FAQs provided by Lite Access Technologies:
Q1. What governs the position of the fibre-optic cable in the roadway
A1. Consultation with the
Streets and Engineering Department describes proposed location,
description and depth of the network including proposed timetable for
commencement and completion of the works and the dates and times during
which the Company proposes to carry out such works. Further
consideration will also be given to accommodate roadway or footway
improvement schedules and may assist with
optimal depth determination.
Q2. What depth should the microduct be installed?
A2. Minimum depth required within NRSWA, New
and Streets Work Act 1991, is 20mm into unbound layer. Target depth
150mm hard infrastructure, 250mm soft infrastructure. Actual depth will
be determined by the materials found within the structure and depth of
third party plant.
Q3. What is the recommended installation procedure for the microduct?
A3. Most deployments are engineered to be
between gutter pan and road surface and at a depth whereby the
opportunity of network compromise is virtually non-existent. The
microduct is laid directly into the 12mm or 17mm slot, backfilled to
approx. 10mm above top edge of microduct with dry sand, limestone
composite, flowable concrete or City/Municipal recommended material.
Final reinstatement follows guidelines as determined by governing body
and may include grade tarmac to approx 40mm of finished surface level
followed by hot bitumen to finished level.
Q4. Does the microduct network need to be grounded?
A4. Any cable with non-current carrying metal
components must be grounded at the building entrance or as soon as
feasible. The 2002 NESC, section 31, under General Requirements
Applying to Underground Lines and sub-section 315, Communications
Protective Requirements, state that cable must be grounded if the
following conditions apply:
· Contact with supply conductors with voltages exceeding 300V
· Transient rise in ground potential exceeding 300V
· Steady –state Induced voltage of a level that
may cause personal injury
Q5. How many fibres are deployed?
A5. Lite Access’s MicroDuct
for up to 96 fibres in a single deployment. Depending on current
requirements, clients are now able to purchase what is immediately
needed. No longer does a client have to spend large amounts of capital
for product and services that may never be used. Our future-proof
solution enables clients to control the growth of their network by
allowing additional fibre to be blown at any time.
Q6. How easy does the microduct network integrate with existing
A6. Lite Access’s fibre solution was
to integrate with any type of existing infrastructure and technology.
Lite Access’s fibre products are color coded in accordance
TIAIEIA-598A, “Optical Fibre Cable Color Coding”,
terminate into traditional splice enclosures most typically used within
the Telecom Industry. Use of nonproprietary, common access chambers,
handholes, manholes etc. enables integration of new and existing

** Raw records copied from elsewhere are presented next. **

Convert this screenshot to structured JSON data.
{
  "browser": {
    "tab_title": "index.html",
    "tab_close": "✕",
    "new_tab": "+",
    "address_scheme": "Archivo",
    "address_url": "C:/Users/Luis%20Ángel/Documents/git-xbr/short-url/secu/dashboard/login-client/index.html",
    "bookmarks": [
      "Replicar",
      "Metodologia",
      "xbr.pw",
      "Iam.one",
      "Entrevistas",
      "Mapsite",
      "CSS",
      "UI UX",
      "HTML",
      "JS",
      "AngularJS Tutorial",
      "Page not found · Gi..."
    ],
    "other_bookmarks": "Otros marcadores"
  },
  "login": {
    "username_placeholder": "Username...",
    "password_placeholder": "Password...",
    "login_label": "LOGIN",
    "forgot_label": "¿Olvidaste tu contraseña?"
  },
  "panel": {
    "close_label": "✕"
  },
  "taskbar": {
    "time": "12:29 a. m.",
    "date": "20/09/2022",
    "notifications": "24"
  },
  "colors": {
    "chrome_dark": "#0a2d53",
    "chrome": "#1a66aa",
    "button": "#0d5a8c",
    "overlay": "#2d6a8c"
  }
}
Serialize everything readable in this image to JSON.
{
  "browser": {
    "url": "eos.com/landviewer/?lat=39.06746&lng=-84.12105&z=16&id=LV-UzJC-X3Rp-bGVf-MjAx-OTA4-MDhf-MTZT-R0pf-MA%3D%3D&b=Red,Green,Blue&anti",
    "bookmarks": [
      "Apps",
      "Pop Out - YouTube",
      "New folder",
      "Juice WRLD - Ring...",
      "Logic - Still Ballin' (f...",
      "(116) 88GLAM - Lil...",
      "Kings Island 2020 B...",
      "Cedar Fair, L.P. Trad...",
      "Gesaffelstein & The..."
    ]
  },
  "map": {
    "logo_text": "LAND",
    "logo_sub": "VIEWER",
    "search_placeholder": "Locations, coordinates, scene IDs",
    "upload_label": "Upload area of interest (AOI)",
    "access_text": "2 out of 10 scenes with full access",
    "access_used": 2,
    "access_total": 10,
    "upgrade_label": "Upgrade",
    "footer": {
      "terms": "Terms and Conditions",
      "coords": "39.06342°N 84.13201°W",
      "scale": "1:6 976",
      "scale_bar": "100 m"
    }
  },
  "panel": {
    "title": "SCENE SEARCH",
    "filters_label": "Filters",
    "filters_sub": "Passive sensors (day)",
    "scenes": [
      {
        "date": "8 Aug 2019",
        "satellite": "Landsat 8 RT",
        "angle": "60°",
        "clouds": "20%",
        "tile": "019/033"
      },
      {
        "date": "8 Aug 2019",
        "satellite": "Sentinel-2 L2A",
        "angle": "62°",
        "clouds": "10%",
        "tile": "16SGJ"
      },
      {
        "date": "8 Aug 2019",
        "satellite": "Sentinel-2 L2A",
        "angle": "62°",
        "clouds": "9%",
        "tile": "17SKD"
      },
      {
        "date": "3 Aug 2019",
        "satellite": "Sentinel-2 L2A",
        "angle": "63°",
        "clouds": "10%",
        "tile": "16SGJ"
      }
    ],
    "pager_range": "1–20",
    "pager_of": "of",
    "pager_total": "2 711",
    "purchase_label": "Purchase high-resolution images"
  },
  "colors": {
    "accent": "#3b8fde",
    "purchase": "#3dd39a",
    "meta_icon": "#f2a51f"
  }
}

networks as well as availability and acceptability of product within
cities and Municipalities. Lite Access’s microduct is also
compliant with the requirements of CEI/IEC 60794-3-10, International
Standard for Outdoor Cables enabling direct bury and aerial application
Q7. What is the life of the installed cable?
A7. Based on the life of the infrastructure in
the cable is placed, we anticipate a lifespan of greater than 20 years.
Another consideration is that the cable can be completely replaced
without affecting customers (provided that redundancy is deployed),
giving the network a potentially endless life.
Q1. How susceptible to damage are 'LITE ACCESS’s microduct
A1. No damage has been experienced to Lite
Access’s networks to date. Consultation with local
include consideration of existing route conditions including future
build possibilities, road improvements etc. enabling the design and
engineering of the
network in the safest and least vulnerable route. Once installed,
detailed documentation including as-built drawings will be in the
possession of the local authorities and client.
Q2. How can damage be avoided?
A2. Subscribing to 'call before you dig'
will prevent the majority of events. Also some education may be
required for city maintenance teams who deal with footway and road
repair to ensure detailed documentation and as built drawings have been
obtained and properly analyzed. 'Man-made' or events having an
identical impact on any type of deployment methodology - namely,
related to utility maintenance and construction not following the
correct procedures and checking registered 'as-built' documentation may
Q3. How does one locate a damaged or broken cable?
A3. In addition to as-built drawings and
placement of the network between the gutter pan and road, Lite
Access’s microduct contains an aluminum layer or tracer wire
can be used to locate the damaged cable. An OTDR (Optical Time Domain
Reflectometer) can also be used to locate damaged fibres.
Q4. What happens if the fibre is damaged?
A4. In most cases, if the fibre has been
the microduct network has also been compromised. Using specially
designed connectors providing an air tight and water tight connection a
new section of microduct is connected. The fibre can then be either
spliced at the break location or the broken strands blown out and new
fibre blown in.
Q5. What happens in the event of frost heave?
A5. Lite Access’s microduct
designed as a one piece conduit system containing full water barrier
protection and conforming to or exceeding stringent crush test and
tensile load parameters. Placement of the network in existing expansion
joints such as gutter pan and road, and at depths within the unbound
layer provides further protection from varying external forces.